he follows his philosophical path, even to his death [note:
"apology" implies not admission of guilt but an intention to
give justification for some action or position]. The ancient
Greeks had a sacred temple in Delphi. In the temple was a woman who was
said to be possessed by the gods and able to get answers from them. Chaerephon
traveled to Delphi to ask the Oracle; "Who is the wisest of men?"
The answer came back that "No one is wiser than Socrates."
Socrates explains to the court;
|When I heard the answer,
I said to myself, What can the god mean? and what is the interpretation
of this riddle? for I know that I have no wisdom, small or great.
What can he mean when he says that I am the wisest of men? And yet
he is a god and cannot lie; that would be against his nature. After
a long consideration, I at last thought of a method of trying the
question. I reflected that if I could only find a man wiser than myself,
then I might go to the god with a refutation in my hand. I should
say to him, "Here is a man who is wiser than I am; but you said
that I was the wisest." Accordingly I went to one who had the
reputation of wisdom, and observed to him - his name I need not mention;
he was a politician whom I selected for examination - and the result
was as follows: When I began to talk with him, I could not help thinking
that he was not really wise, although he was thought wise by many,
and wiser still by himself; and I went and tried to explain to him
that he thought himself wise, but was not really wise; and the consequence
was that he hated me, and his enmity was shared by several who were
present and heard me. So I left him, saying to myself, as I went away:
Well, although I do not suppose that either of us knows anything really
beautiful and good, I am better off than he is - for he knows nothing,
and thinks that he knows. I neither know nor think that I know. In
this latter particular, then, I seem to have slightly the advantage
of him. Then I went to another, who had still higher philosophical
pretensions, and my conclusion was exactly the same. I made another
enemy of him, and of many others besides him....therefore
I asked myself on behalf of the oracle, whether I would like to be
as I was, neither having their knowledge nor their ignorance, or like
them in both; and I made answer to myself and the oracle that I was
better off as I was.
In this excerpt we find a key to the Socrates and
the philosophical tradition that he gave birth to. When he finds that
the experts are just as ignorant about what things really are, he reasons;
"I do not suppose
that either of us knows anything really beautiful and good, I am better
off than he is - for
he knows nothing, and thinks that he knows. I neither know nor think that
I know." Socrates concludes that it is better
to have honest ignorance than self-deceptive ignorance. Socrates may not
know the ultimate answers to the questions he raises, but he knows himself.

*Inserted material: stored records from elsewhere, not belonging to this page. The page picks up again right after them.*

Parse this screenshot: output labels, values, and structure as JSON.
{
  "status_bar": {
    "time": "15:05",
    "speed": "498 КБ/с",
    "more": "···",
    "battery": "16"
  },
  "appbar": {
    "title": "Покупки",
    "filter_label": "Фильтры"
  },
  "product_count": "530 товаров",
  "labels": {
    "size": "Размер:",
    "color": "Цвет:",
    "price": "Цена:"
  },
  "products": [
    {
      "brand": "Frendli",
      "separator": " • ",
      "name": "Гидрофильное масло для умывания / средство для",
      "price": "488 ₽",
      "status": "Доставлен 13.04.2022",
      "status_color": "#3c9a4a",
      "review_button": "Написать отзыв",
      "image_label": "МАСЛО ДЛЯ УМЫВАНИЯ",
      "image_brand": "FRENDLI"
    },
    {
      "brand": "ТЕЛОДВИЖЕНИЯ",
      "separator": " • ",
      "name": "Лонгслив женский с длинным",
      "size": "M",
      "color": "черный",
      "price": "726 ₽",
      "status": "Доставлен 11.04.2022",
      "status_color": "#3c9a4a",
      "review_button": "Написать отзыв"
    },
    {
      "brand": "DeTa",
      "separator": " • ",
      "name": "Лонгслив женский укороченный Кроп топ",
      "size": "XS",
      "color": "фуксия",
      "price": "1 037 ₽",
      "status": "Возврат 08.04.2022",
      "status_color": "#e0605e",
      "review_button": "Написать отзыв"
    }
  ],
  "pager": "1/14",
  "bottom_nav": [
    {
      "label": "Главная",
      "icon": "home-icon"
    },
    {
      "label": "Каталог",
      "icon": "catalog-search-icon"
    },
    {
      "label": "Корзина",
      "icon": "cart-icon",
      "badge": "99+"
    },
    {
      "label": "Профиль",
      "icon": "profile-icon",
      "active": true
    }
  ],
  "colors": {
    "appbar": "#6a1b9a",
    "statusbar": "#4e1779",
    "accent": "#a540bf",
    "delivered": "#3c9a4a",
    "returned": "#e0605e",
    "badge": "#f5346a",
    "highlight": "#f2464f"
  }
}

It is this self-knowledge and integrity that constitutes the wisdom of
Socrates. The open invitation is for all of us to ask ourselves how much
we truly know of what we claim.
- learn more about the ideas of Socratic Philosophy.